__WHAT TO PRODUCE__. The data below is to be written out exactly, with no pictures.

__SUPPLIED RECORDS__.
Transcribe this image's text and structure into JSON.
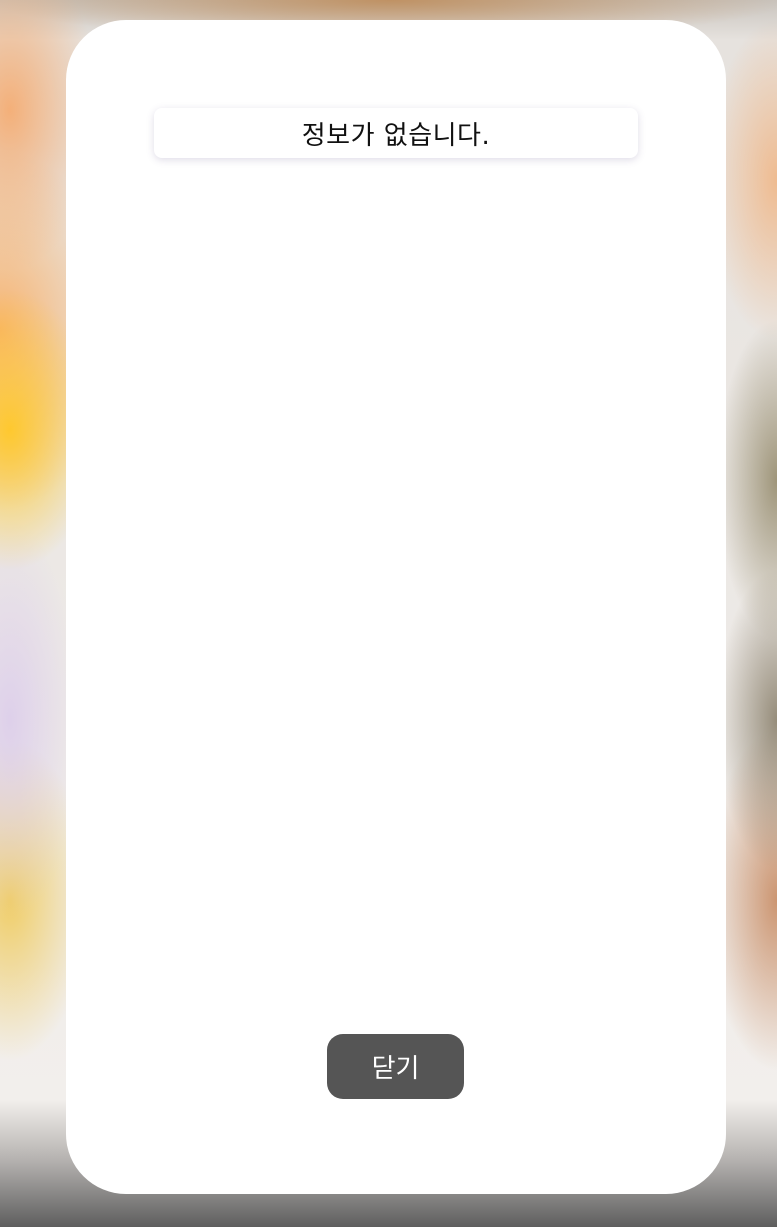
{
  "dialog": {
    "message": "정보가 없습니다.",
    "close_label": "닫기"
  },
  "colors": {
    "close_button_bg": "#555555",
    "close_button_text": "#ffffff",
    "modal_bg": "#ffffff"
  }
}
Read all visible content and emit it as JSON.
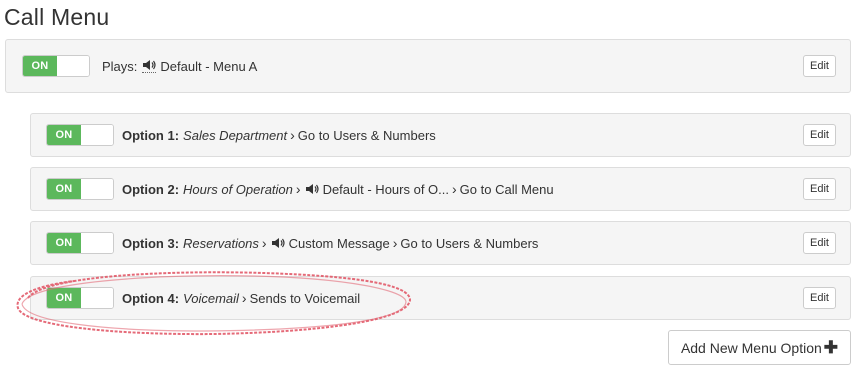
{
  "page": {
    "title": "Call Menu"
  },
  "main_menu": {
    "toggle_label": "ON",
    "plays_label": "Plays:",
    "greeting": "Default - Menu A",
    "edit_label": "Edit"
  },
  "options": [
    {
      "toggle_label": "ON",
      "label": "Option 1:",
      "name": "Sales Department",
      "message": "",
      "action": "Go to Users & Numbers",
      "edit_label": "Edit"
    },
    {
      "toggle_label": "ON",
      "label": "Option 2:",
      "name": "Hours of Operation",
      "message": "Default - Hours of O...",
      "action": "Go to Call Menu",
      "edit_label": "Edit"
    },
    {
      "toggle_label": "ON",
      "label": "Option 3:",
      "name": "Reservations",
      "message": "Custom Message",
      "action": "Go to Users & Numbers",
      "edit_label": "Edit"
    },
    {
      "toggle_label": "ON",
      "label": "Option 4:",
      "name": "Voicemail",
      "message": "",
      "action": "Sends to Voicemail",
      "edit_label": "Edit"
    }
  ],
  "add_button": {
    "label": "Add New Menu Option",
    "icon": "plus-icon"
  },
  "icons": {
    "audio": "speaker-icon",
    "separator": "chevron-right-icon"
  },
  "colors": {
    "toggle_on": "#5cb85c",
    "panel_bg": "#f5f5f5",
    "highlight": "#e05060"
  }
}
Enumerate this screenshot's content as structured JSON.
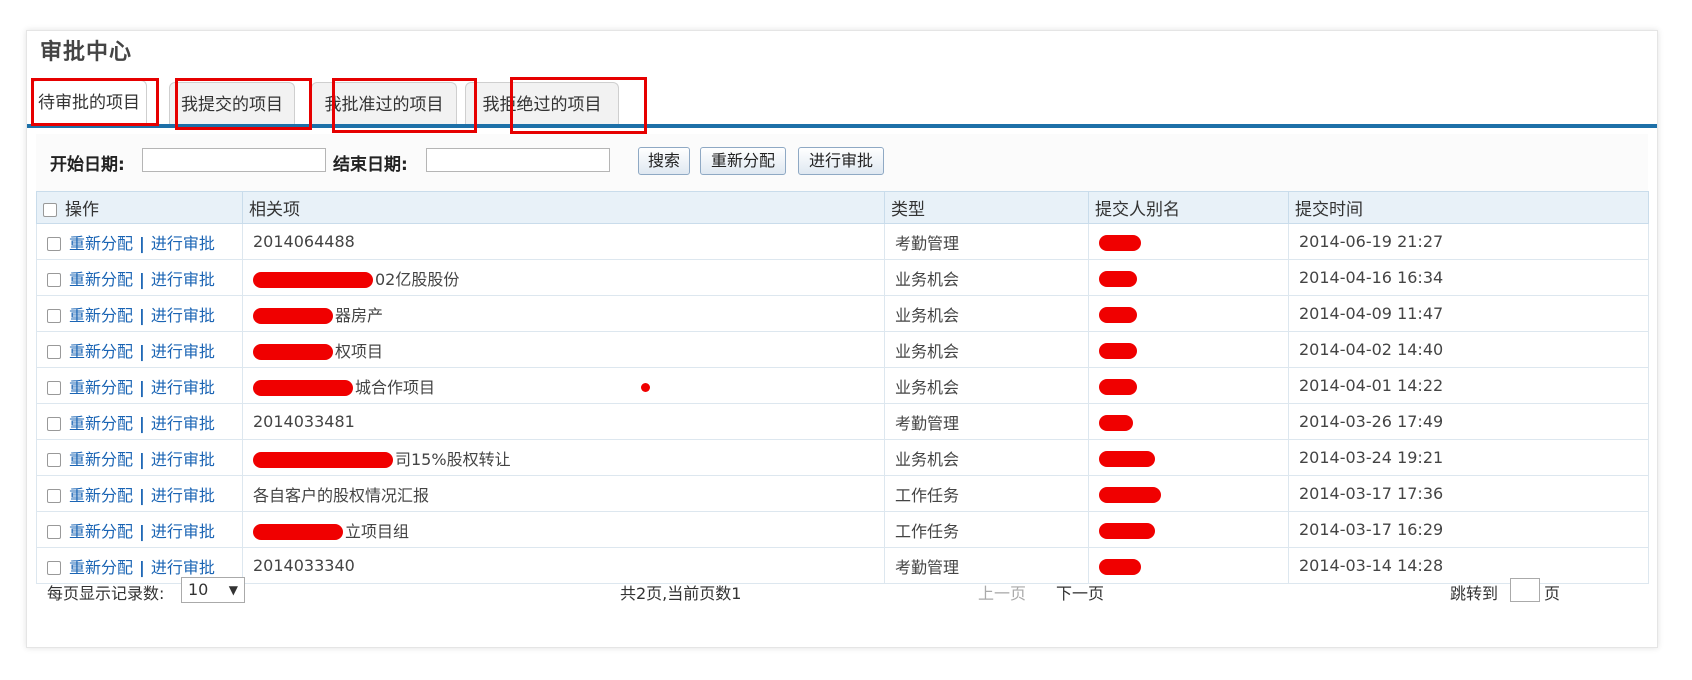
{
  "page": {
    "title": "审批中心"
  },
  "tabs": [
    {
      "label": "待审批的项目",
      "active": true
    },
    {
      "label": "我提交的项目",
      "active": false
    },
    {
      "label": "我批准过的项目",
      "active": false
    },
    {
      "label": "我拒绝过的项目",
      "active": false
    }
  ],
  "filter": {
    "start_label": "开始日期:",
    "end_label": "结束日期:",
    "start_value": "",
    "end_value": "",
    "search_label": "搜索",
    "reassign_label": "重新分配",
    "approve_label": "进行审批"
  },
  "table": {
    "headers": [
      "操作",
      "相关项",
      "类型",
      "提交人别名",
      "提交时间"
    ],
    "action_reassign": "重新分配",
    "action_approve": "进行审批",
    "action_sep": "|",
    "rows": [
      {
        "item": "2014064488",
        "type": "考勤管理",
        "time": "2014-06-19 21:27"
      },
      {
        "item": "02亿股股份",
        "type": "业务机会",
        "time": "2014-04-16 16:34"
      },
      {
        "item": "器房产",
        "type": "业务机会",
        "time": "2014-04-09 11:47"
      },
      {
        "item": "权项目",
        "type": "业务机会",
        "time": "2014-04-02 14:40"
      },
      {
        "item": "城合作项目",
        "type": "业务机会",
        "time": "2014-04-01 14:22"
      },
      {
        "item": "2014033481",
        "type": "考勤管理",
        "time": "2014-03-26 17:49"
      },
      {
        "item": "司15%股权转让",
        "type": "业务机会",
        "time": "2014-03-24 19:21"
      },
      {
        "item": "各自客户的股权情况汇报",
        "type": "工作任务",
        "time": "2014-03-17 17:36"
      },
      {
        "item": "立项目组",
        "type": "工作任务",
        "time": "2014-03-17 16:29"
      },
      {
        "item": "2014033340",
        "type": "考勤管理",
        "time": "2014-03-14 14:28"
      }
    ]
  },
  "footer": {
    "per_page_label": "每页显示记录数:",
    "per_page_value": "10",
    "page_info": "共2页,当前页数1",
    "prev_label": "上一页",
    "next_label": "下一页",
    "jump_label": "跳转到",
    "jump_suffix": "页"
  },
  "colors": {
    "accent": "#1d70a8",
    "link": "#1a64b4",
    "highlight": "#e60000"
  }
}
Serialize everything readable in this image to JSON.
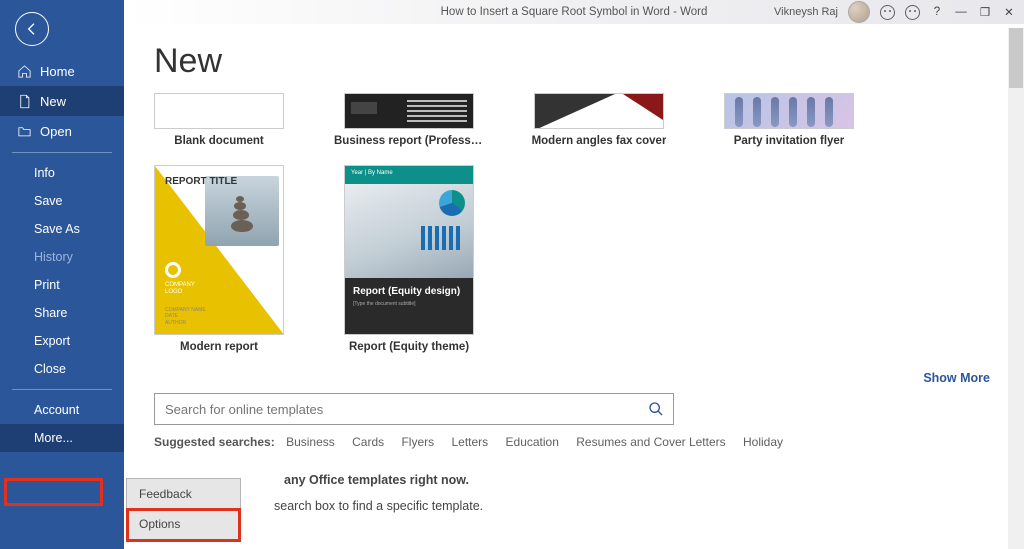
{
  "titlebar": {
    "document": "How to Insert a Square Root Symbol in Word  -  Word",
    "user": "Vikneysh Raj"
  },
  "sidebar": {
    "primary": [
      {
        "label": "Home",
        "icon": "home"
      },
      {
        "label": "New",
        "icon": "file"
      },
      {
        "label": "Open",
        "icon": "folder"
      }
    ],
    "secondary": [
      {
        "label": "Info"
      },
      {
        "label": "Save"
      },
      {
        "label": "Save As"
      },
      {
        "label": "History",
        "disabled": true
      },
      {
        "label": "Print"
      },
      {
        "label": "Share"
      },
      {
        "label": "Export"
      },
      {
        "label": "Close"
      }
    ],
    "footer": [
      {
        "label": "Account"
      },
      {
        "label": "More..."
      }
    ],
    "popup": [
      {
        "label": "Feedback"
      },
      {
        "label": "Options"
      }
    ]
  },
  "page": {
    "title": "New",
    "templates_row1": [
      {
        "label": "Blank document",
        "kind": "blank"
      },
      {
        "label": "Business report (Professiona...",
        "kind": "biz"
      },
      {
        "label": "Modern angles fax cover",
        "kind": "angle"
      },
      {
        "label": "Party invitation flyer",
        "kind": "party"
      }
    ],
    "templates_row2": [
      {
        "label": "Modern report",
        "kind": "modern"
      },
      {
        "label": "Report (Equity theme)",
        "kind": "equity"
      }
    ],
    "modern_report": {
      "title": "REPORT TITLE",
      "logo": "COMPANY\nLOGO",
      "footer": "COMPANY NAME\nDATE\nAUTHOR"
    },
    "equity_report": {
      "band": "Year | By  Name",
      "title": "Report (Equity design)",
      "subtitle": "[Type the document subtitle]"
    },
    "show_more": "Show More",
    "search_placeholder": "Search for online templates",
    "suggested_label": "Suggested searches:",
    "suggested": [
      "Business",
      "Cards",
      "Flyers",
      "Letters",
      "Education",
      "Resumes and Cover Letters",
      "Holiday"
    ],
    "msg_bold": "any Office templates right now.",
    "msg_line": "search box to find a specific template."
  }
}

__REPLY__.
Transcribe this image's text and structure into JSON.
{
  "dialog": {
    "message": "정보가 없습니다.",
    "close_label": "닫기"
  },
  "colors": {
    "close_button_bg": "#555555",
    "close_button_text": "#ffffff",
    "modal_bg": "#ffffff"
  }
}
Read all visible content and emit it as JSON.
{
  "page": {
    "title": "Call Menu"
  },
  "main_menu": {
    "toggle_label": "ON",
    "plays_label": "Plays:",
    "greeting": "Default - Menu A",
    "edit_label": "Edit"
  },
  "options": [
    {
      "toggle_label": "ON",
      "label": "Option 1:",
      "name": "Sales Department",
      "message": "",
      "action": "Go to Users & Numbers",
      "edit_label": "Edit"
    },
    {
      "toggle_label": "ON",
      "label": "Option 2:",
      "name": "Hours of Operation",
      "message": "Default - Hours of O...",
      "action": "Go to Call Menu",
      "edit_label": "Edit"
    },
    {
      "toggle_label": "ON",
      "label": "Option 3:",
      "name": "Reservations",
      "message": "Custom Message",
      "action": "Go to Users & Numbers",
      "edit_label": "Edit"
    },
    {
      "toggle_label": "ON",
      "label": "Option 4:",
      "name": "Voicemail",
      "message": "",
      "action": "Sends to Voicemail",
      "edit_label": "Edit"
    }
  ],
  "add_button": {
    "label": "Add New Menu Option",
    "icon": "plus-icon"
  },
  "icons": {
    "audio": "speaker-icon",
    "separator": "chevron-right-icon"
  },
  "colors": {
    "toggle_on": "#5cb85c",
    "panel_bg": "#f5f5f5",
    "highlight": "#e05060"
  }
}
Enumerate this screenshot's content as structured JSON.
{
  "page": {
    "title": "审批中心"
  },
  "tabs": [
    {
      "label": "待审批的项目",
      "active": true
    },
    {
      "label": "我提交的项目",
      "active": false
    },
    {
      "label": "我批准过的项目",
      "active": false
    },
    {
      "label": "我拒绝过的项目",
      "active": false
    }
  ],
  "filter": {
    "start_label": "开始日期:",
    "end_label": "结束日期:",
    "start_value": "",
    "end_value": "",
    "search_label": "搜索",
    "reassign_label": "重新分配",
    "approve_label": "进行审批"
  },
  "table": {
    "headers": [
      "操作",
      "相关项",
      "类型",
      "提交人别名",
      "提交时间"
    ],
    "action_reassign": "重新分配",
    "action_approve": "进行审批",
    "action_sep": "|",
    "rows": [
      {
        "item": "2014064488",
        "type": "考勤管理",
        "time": "2014-06-19 21:27"
      },
      {
        "item": "02亿股股份",
        "type": "业务机会",
        "time": "2014-04-16 16:34"
      },
      {
        "item": "器房产",
        "type": "业务机会",
        "time": "2014-04-09 11:47"
      },
      {
        "item": "权项目",
        "type": "业务机会",
        "time": "2014-04-02 14:40"
      },
      {
        "item": "城合作项目",
        "type": "业务机会",
        "time": "2014-04-01 14:22"
      },
      {
        "item": "2014033481",
        "type": "考勤管理",
        "time": "2014-03-26 17:49"
      },
      {
        "item": "司15%股权转让",
        "type": "业务机会",
        "time": "2014-03-24 19:21"
      },
      {
        "item": "各自客户的股权情况汇报",
        "type": "工作任务",
        "time": "2014-03-17 17:36"
      },
      {
        "item": "立项目组",
        "type": "工作任务",
        "time": "2014-03-17 16:29"
      },
      {
        "item": "2014033340",
        "type": "考勤管理",
        "time": "2014-03-14 14:28"
      }
    ]
  },
  "footer": {
    "per_page_label": "每页显示记录数:",
    "per_page_value": "10",
    "page_info": "共2页,当前页数1",
    "prev_label": "上一页",
    "next_label": "下一页",
    "jump_label": "跳转到",
    "jump_suffix": "页"
  },
  "colors": {
    "accent": "#1d70a8",
    "link": "#1a64b4",
    "highlight": "#e60000"
  }
}
Serialize everything readable in this image to JSON.
{
  "titlebar": {
    "document": "How to Insert a Square Root Symbol in Word  -  Word",
    "user": "Vikneysh Raj"
  },
  "sidebar": {
    "primary": [
      {
        "label": "Home",
        "icon": "home"
      },
      {
        "label": "New",
        "icon": "file"
      },
      {
        "label": "Open",
        "icon": "folder"
      }
    ],
    "secondary": [
      {
        "label": "Info"
      },
      {
        "label": "Save"
      },
      {
        "label": "Save As"
      },
      {
        "label": "History",
        "disabled": true
      },
      {
        "label": "Print"
      },
      {
        "label": "Share"
      },
      {
        "label": "Export"
      },
      {
        "label": "Close"
      }
    ],
    "footer": [
      {
        "label": "Account"
      },
      {
        "label": "More..."
      }
    ],
    "popup": [
      {
        "label": "Feedback"
      },
      {
        "label": "Options"
      }
    ]
  },
  "page": {
    "title": "New",
    "templates_row1": [
      {
        "label": "Blank document",
        "kind": "blank"
      },
      {
        "label": "Business report (Professiona...",
        "kind": "biz"
      },
      {
        "label": "Modern angles fax cover",
        "kind": "angle"
      },
      {
        "label": "Party invitation flyer",
        "kind": "party"
      }
    ],
    "templates_row2": [
      {
        "label": "Modern report",
        "kind": "modern"
      },
      {
        "label": "Report (Equity theme)",
        "kind": "equity"
      }
    ],
    "modern_report": {
      "title": "REPORT TITLE",
      "logo": "COMPANY\nLOGO",
      "footer": "COMPANY NAME\nDATE\nAUTHOR"
    },
    "equity_report": {
      "band": "Year | By  Name",
      "title": "Report (Equity design)",
      "subtitle": "[Type the document subtitle]"
    },
    "show_more": "Show More",
    "search_placeholder": "Search for online templates",
    "suggested_label": "Suggested searches:",
    "suggested": [
      "Business",
      "Cards",
      "Flyers",
      "Letters",
      "Education",
      "Resumes and Cover Letters",
      "Holiday"
    ],
    "msg_bold": "any Office templates right now.",
    "msg_line": "search box to find a specific template."
  }
}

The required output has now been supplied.